Some of the supporting statements submitted for the dry ski slope are such baloney you'll be picking yourself off the floor after reading them. I was starting to think maybe some of comments were a put-up, but now I think they might actually be satire!
As owners and operators of key landmark businesses and tourism / leisure sites around the UK, we at Heritage Great Britain are fully aware that year round, high quality experiences for the visitor are crucial if such destinations are to be sustainable.... and not just for the businesses themselves but for the destination, the region and all that live and work there.
Without such year round activity and facilities such destinations and operations are just not viable anymore as the days of low and high season, with the costs now incurred by tourism and leisure companies, are long gone . Hence Cairngorm must have year round operations AND be able to operate in when the snow DOESNT fall. It must be weather independent and sustainable.
So this application and decision is a critical one for the entire destination and region. It must be supported.
I'm 100% sure that this enhancement will also be of the highest quality and be a great asset to the mountain and those that work there.
The greatest concern is that the directors of CML actually believe the above which is echoed in the official Natural Retreats supporting statement.
None of the directors are resident in Scotland let alone resident locally to actually gain the knowledge, experience and understanding of the mountain required.
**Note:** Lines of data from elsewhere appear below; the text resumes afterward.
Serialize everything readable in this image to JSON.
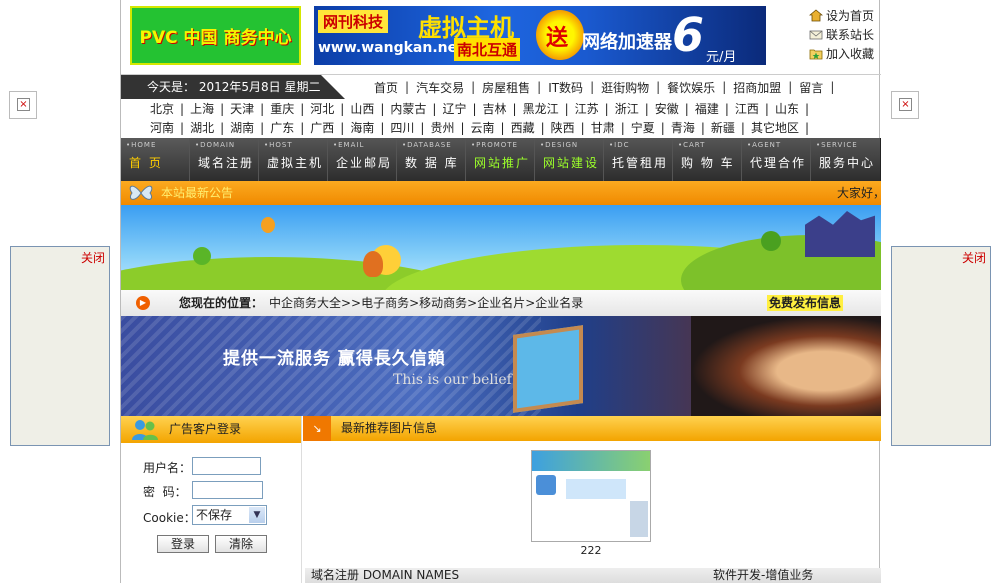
{
  "logo_text": "PVC 中国 商务中心",
  "banner": {
    "company": "网刊科技",
    "url": "www.wangkan.net",
    "product": "虚拟主机",
    "network": "南北互通",
    "gift": "送",
    "accelerator": "网络加速器",
    "price_num": "6",
    "price_unit": "元/月"
  },
  "top_links": [
    "设为首页",
    "联系站长",
    "加入收藏"
  ],
  "date_text": "今天是：  2012年5月8日  星期二",
  "main_nav": [
    "首页",
    "汽车交易",
    "房屋租售",
    "IT数码",
    "逛街购物",
    "餐饮娱乐",
    "招商加盟",
    "留言"
  ],
  "regions_row1": [
    "北京",
    "上海",
    "天津",
    "重庆",
    "河北",
    "山西",
    "内蒙古",
    "辽宁",
    "吉林",
    "黑龙江",
    "江苏",
    "浙江",
    "安徽",
    "福建",
    "江西",
    "山东"
  ],
  "regions_row2": [
    "河南",
    "湖北",
    "湖南",
    "广东",
    "广西",
    "海南",
    "四川",
    "贵州",
    "云南",
    "西藏",
    "陕西",
    "甘肃",
    "宁夏",
    "青海",
    "新疆",
    "其它地区"
  ],
  "nav_items": [
    {
      "en": "•HOME",
      "cn": "首  页"
    },
    {
      "en": "•DOMAIN",
      "cn": "域名注册"
    },
    {
      "en": "•HOST",
      "cn": "虚拟主机"
    },
    {
      "en": "•EMAIL",
      "cn": "企业邮局"
    },
    {
      "en": "•DATABASE",
      "cn": "数 据 库"
    },
    {
      "en": "•PROMOTE",
      "cn": "网站推广"
    },
    {
      "en": "•DESIGN",
      "cn": "网站建设"
    },
    {
      "en": "•IDC",
      "cn": "托管租用"
    },
    {
      "en": "•CART",
      "cn": "购 物 车"
    },
    {
      "en": "•AGENT",
      "cn": "代理合作"
    },
    {
      "en": "•SERVICE",
      "cn": "服务中心"
    }
  ],
  "notice": {
    "label": "本站最新公告",
    "marquee": "大家好，"
  },
  "location": {
    "label": "您现在的位置：",
    "path": "中企商务大全>>电子商务>移动商务>企业名片>企业名录",
    "publish": "免费发布信息"
  },
  "promo": {
    "slogan": "提供一流服务  赢得長久信賴",
    "sub": "This is our belief"
  },
  "login": {
    "title": "广告客户登录",
    "username_label": "用户名：",
    "password_label": "密  码：",
    "cookie_label": "Cookie：",
    "cookie_value": "不保存",
    "login_btn": "登录",
    "clear_btn": "清除"
  },
  "recommend": {
    "title": "最新推荐图片信息",
    "caption": "222"
  },
  "bottom": {
    "left": "域名注册 DOMAIN NAMES",
    "right": "软件开发-增值业务"
  },
  "side": {
    "close": "关闭"
  },
  "colors": {
    "accent": "#f3a400",
    "nav_bg": "#2d2d2d",
    "active": "#ffce00"
  }
}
For if they were they would realise that far from being the savour of CML the financial burden this slope - financed by loan capital, in this location and of this scale, will against the income it will generate be a weighty burden ever tightening the noose around CML's neck.
There will be plenty of days with SW winds when conditions will be less severe in the Ptarmigan Bowl than on the Windy Ridge. There will be plenty of days it will difficult for an adult to stand up on this slope, let alone teach small children.
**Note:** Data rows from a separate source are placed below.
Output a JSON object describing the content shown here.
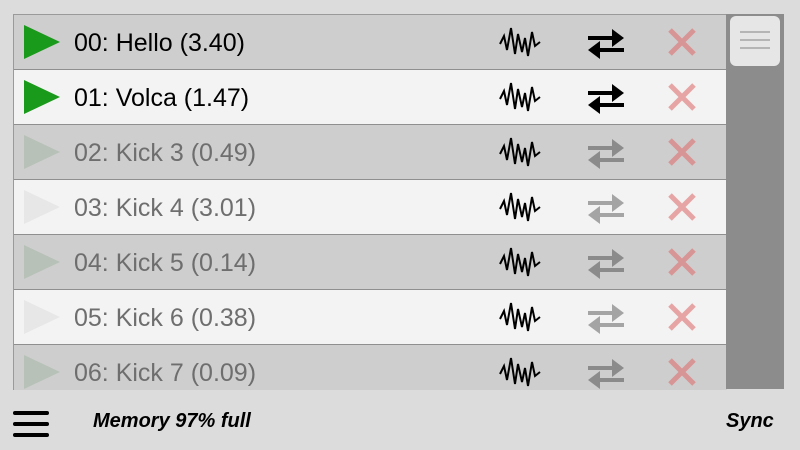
{
  "rows": [
    {
      "label": "00: Hello (3.40)",
      "active": true
    },
    {
      "label": "01: Volca (1.47)",
      "active": true
    },
    {
      "label": "02: Kick 3 (0.49)",
      "active": false
    },
    {
      "label": "03: Kick 4 (3.01)",
      "active": false
    },
    {
      "label": "04: Kick 5 (0.14)",
      "active": false
    },
    {
      "label": "05: Kick 6 (0.38)",
      "active": false
    },
    {
      "label": "06: Kick 7 (0.09)",
      "active": false
    }
  ],
  "footer": {
    "memory_text": "Memory 97% full",
    "sync_label": "Sync"
  },
  "icons": {
    "play": "play-icon",
    "waveform": "waveform-icon",
    "swap": "swap-arrows-icon",
    "delete": "delete-x-icon",
    "menu": "hamburger-menu-icon",
    "scroll_handle": "scroll-handle-grip-icon"
  },
  "colors": {
    "play_active": "#1a9a1a",
    "delete_red": "#e07070",
    "scroll_track": "#8c8c8c"
  }
}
Depending on material the slope could well end up being out of use for large parts of the winter season, while in summer the evidence from the other four areas is the demand will be a very round number. A big fat zero is the number of ski lessons last summer on the dryslopes at Nevis Range and Glencoe, while the previously installed slopes at the Lecht and Glenshee have long since been lifted.
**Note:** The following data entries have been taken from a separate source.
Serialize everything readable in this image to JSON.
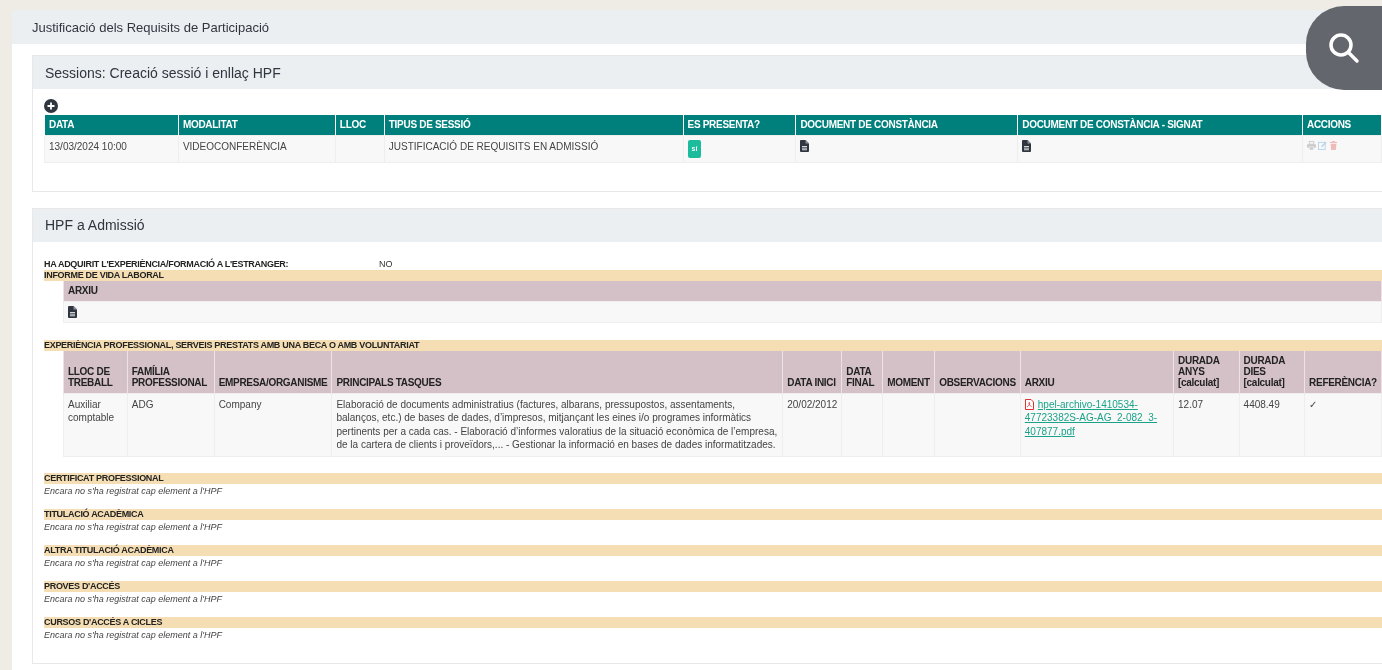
{
  "page_title": "Justificació dels Requisits de Participació",
  "sessions": {
    "title": "Sessions: Creació sessió i enllaç HPF",
    "columns": [
      "DATA",
      "MODALITAT",
      "LLOC",
      "TIPUS DE SESSIÓ",
      "ES PRESENTA?",
      "DOCUMENT DE CONSTÀNCIA",
      "DOCUMENT DE CONSTÀNCIA - SIGNAT",
      "ACCIONS"
    ],
    "rows": [
      {
        "cells": [
          {
            "kind": "text",
            "text": "13/03/2024 10:00"
          },
          {
            "kind": "text",
            "text": "VIDEOCONFERÈNCIA"
          },
          {
            "kind": "empty"
          },
          {
            "kind": "text",
            "text": "JUSTIFICACIÓ DE REQUISITS EN ADMISSIÓ"
          },
          {
            "kind": "badge",
            "text": "sí"
          },
          {
            "kind": "document"
          },
          {
            "kind": "document"
          },
          {
            "kind": "actions",
            "disabled": true
          }
        ]
      }
    ]
  },
  "hpf": {
    "title": "HPF a Admissió",
    "fields": [
      {
        "label": "HA ADQUIRIT L'EXPERIÈNCIA/FORMACIÓ A L'ESTRANGER:",
        "value": "NO"
      }
    ],
    "sections": [
      {
        "kind": "files",
        "title": "INFORME DE VIDA LABORAL",
        "columns": [
          "ARXIU"
        ],
        "rows": [
          {
            "cells": [
              {
                "kind": "document"
              }
            ]
          }
        ]
      },
      {
        "kind": "table",
        "title": "EXPERIÈNCIA PROFESSIONAL, SERVEIS PRESTATS AMB UNA BECA O AMB VOLUNTARIAT",
        "columns": [
          "LLOC DE TREBALL",
          "FAMÍLIA PROFESSIONAL",
          "EMPRESA/ORGANISME",
          "PRINCIPALS TASQUES",
          "DATA INICI",
          "DATA FINAL",
          "MOMENT",
          "OBSERVACIONS",
          "ARXIU",
          "DURADA ANYS [calculat]",
          "DURADA DIES [calculat]",
          "REFERÈNCIA?"
        ],
        "rows": [
          {
            "cells": [
              {
                "kind": "text",
                "text": "Auxiliar comptable"
              },
              {
                "kind": "text",
                "text": "ADG"
              },
              {
                "kind": "text",
                "text": "Company"
              },
              {
                "kind": "text",
                "text": "Elaboració de documents administratius (factures, albarans, pressupostos, assentaments, balanços, etc.) de bases de dades, d’impresos, mitjançant les eines i/o programes informàtics pertinents per a cada cas. - Elaboració d’informes valoratius de la situació econòmica de l’empresa, de la cartera de clients i proveïdors,... - Gestionar la informació en bases de dades informatitzades."
              },
              {
                "kind": "text",
                "text": "20/02/2012"
              },
              {
                "kind": "empty"
              },
              {
                "kind": "empty"
              },
              {
                "kind": "empty"
              },
              {
                "kind": "file",
                "text": "hpel-archivo-1410534-47723382S-AG-AG_2-082_3-407877.pdf"
              },
              {
                "kind": "text",
                "text": "12.07"
              },
              {
                "kind": "text",
                "text": "4408.49"
              },
              {
                "kind": "text",
                "text": "✓"
              }
            ]
          }
        ]
      },
      {
        "kind": "message",
        "title": "CERTIFICAT PROFESSIONAL",
        "message": "Encara no s'ha registrat cap element a l'HPF"
      },
      {
        "kind": "message",
        "title": "TITULACIÓ ACADÈMICA",
        "message": "Encara no s'ha registrat cap element a l'HPF"
      },
      {
        "kind": "message",
        "title": "ALTRA TITULACIÓ ACADÈMICA",
        "message": "Encara no s'ha registrat cap element a l'HPF"
      },
      {
        "kind": "message",
        "title": "PROVES D'ACCÉS",
        "message": "Encara no s'ha registrat cap element a l'HPF"
      },
      {
        "kind": "message",
        "title": "CURSOS D'ACCÉS A CICLES",
        "message": "Encara no s'ha registrat cap element a l'HPF"
      }
    ]
  }
}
The supporting documentation from CML implies the business case for the slope is arrived at on the basis that all beginner lessons on CairnGorm Mountain will be on the dry slope rather than snow in the Ptarmigan Bowl and that this will improve the ski experience for more advanced riders by removing beginners from the Top Basin!
A more modest slope of a suitable material at a lower elevation on or near CairnGorm, on a carefully chosen site to minimise exposure / visual impact and not reliant on road access to Coire Cas could be viable with much lower construction cost, laid out to ensure it's suitability for tubing. As an activity that people can just come up and do, requires no coaching or skill, a tubing slope will get plenty of use as per the experience at Glencoe, but ski instructors expecting a summer windfall are going to be disappointed.
Edited 1 times. Last edit at 09.44hrs Wed 25 Apr 18 by alan.